The addresses will vary depending on what shellcode you decided to use. Next, you have to manually step through the pasted code to see which line actually spawns the shell. Opening a netcat listener will greatly help to determine this, and it is usually at a ‘CALL’ instruction. In the below case, the shell is spawned after the ‘CALL EBP’ instruction at the memory address ‘0048411B’. Note the ESP register value at ‘0048411D’ when the binary is executed. In this case, it is pointing to ‘0012FD70’. To re-align the ESP register to its original position, we will have to find the difference, which is ‘0012FF68’ – ‘0012FD70’ and that gives us a value of ‘1F8’. Edit the instruction after ‘CALL EBP’ to ‘ADD ESP,1F8’ in order to align the ESP register. Now that the ESP register is aligned, we can also restore the other registers and flags with the ‘POPFD’ and ‘POPAD’ instruction as shown below. Now to enable the application to function as intended, we need to replace the instructions that were removed at the beginning of the binary. Proceed to do that as shown below.


Save the changes and attempt to run the executable, remembering to setup a netcat listener. You should receive your shell.


In my case, the application did not run as intended although the shell is spawned. After debugging, I realized that the shellcode that was generated by metasploit passed an argument of value ‘-1’ to the ‘WaitForSingleObject’ method which caused the putty program to not run until the shell is terminated. Changing the value of ‘-1’ to ‘0’ does the trick. In my case, replacing 1 instruction in the shell code fixed the issue.

Now you have a putty.exe binary that has a ‘backdoor’ shellcode that still functions as intended. Most AVs will detect this though, so it really depends on how you try to ‘obfuscate’ the shellcode, as the ones generated by metasploit are detected by most AV software out there.
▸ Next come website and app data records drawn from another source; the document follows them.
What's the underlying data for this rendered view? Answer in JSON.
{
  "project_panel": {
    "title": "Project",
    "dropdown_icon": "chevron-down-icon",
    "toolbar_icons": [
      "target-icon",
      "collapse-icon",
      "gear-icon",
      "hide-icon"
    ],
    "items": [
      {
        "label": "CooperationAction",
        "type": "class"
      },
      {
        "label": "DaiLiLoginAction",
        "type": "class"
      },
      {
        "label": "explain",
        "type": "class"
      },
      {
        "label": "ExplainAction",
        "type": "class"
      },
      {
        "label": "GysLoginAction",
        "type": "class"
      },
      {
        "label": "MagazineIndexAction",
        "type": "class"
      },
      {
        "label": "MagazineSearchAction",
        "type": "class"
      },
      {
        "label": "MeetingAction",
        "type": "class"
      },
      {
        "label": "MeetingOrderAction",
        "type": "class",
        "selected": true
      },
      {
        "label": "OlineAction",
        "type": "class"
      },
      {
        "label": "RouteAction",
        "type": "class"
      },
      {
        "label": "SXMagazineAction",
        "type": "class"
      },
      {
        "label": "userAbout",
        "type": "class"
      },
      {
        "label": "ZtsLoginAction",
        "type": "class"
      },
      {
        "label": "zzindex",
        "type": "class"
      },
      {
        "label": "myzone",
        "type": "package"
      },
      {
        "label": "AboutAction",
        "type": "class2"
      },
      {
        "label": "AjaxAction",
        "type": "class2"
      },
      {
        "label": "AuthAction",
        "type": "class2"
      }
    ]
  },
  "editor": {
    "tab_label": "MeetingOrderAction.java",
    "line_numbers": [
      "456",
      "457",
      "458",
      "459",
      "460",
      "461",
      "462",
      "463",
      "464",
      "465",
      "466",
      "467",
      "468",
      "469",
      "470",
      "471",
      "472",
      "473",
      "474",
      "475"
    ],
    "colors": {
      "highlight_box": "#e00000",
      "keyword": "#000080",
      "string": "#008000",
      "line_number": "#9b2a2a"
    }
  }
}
Summarized Application Flow

Application flow
[Original Code]
[Original Code]
[Original Code]
[Code Cave with PUSHAD; PUSHFD]
[Start of MSFVenom code] // Set a break-point here and note the value of ESP. 0012FD70 in this example.
[End of MSFVenom code; ending will CALL EBP]
[Address to align the offset of ESP]
// Set a break-point, hit it and note the ESP register, example 0012FF68. So, 0012FF68–0012FD70 and that gives us an offset of 1F8. So for this example you will change this instruction to ADD ESP, 1F8.
[Restored instructions that were overwritten at entry point]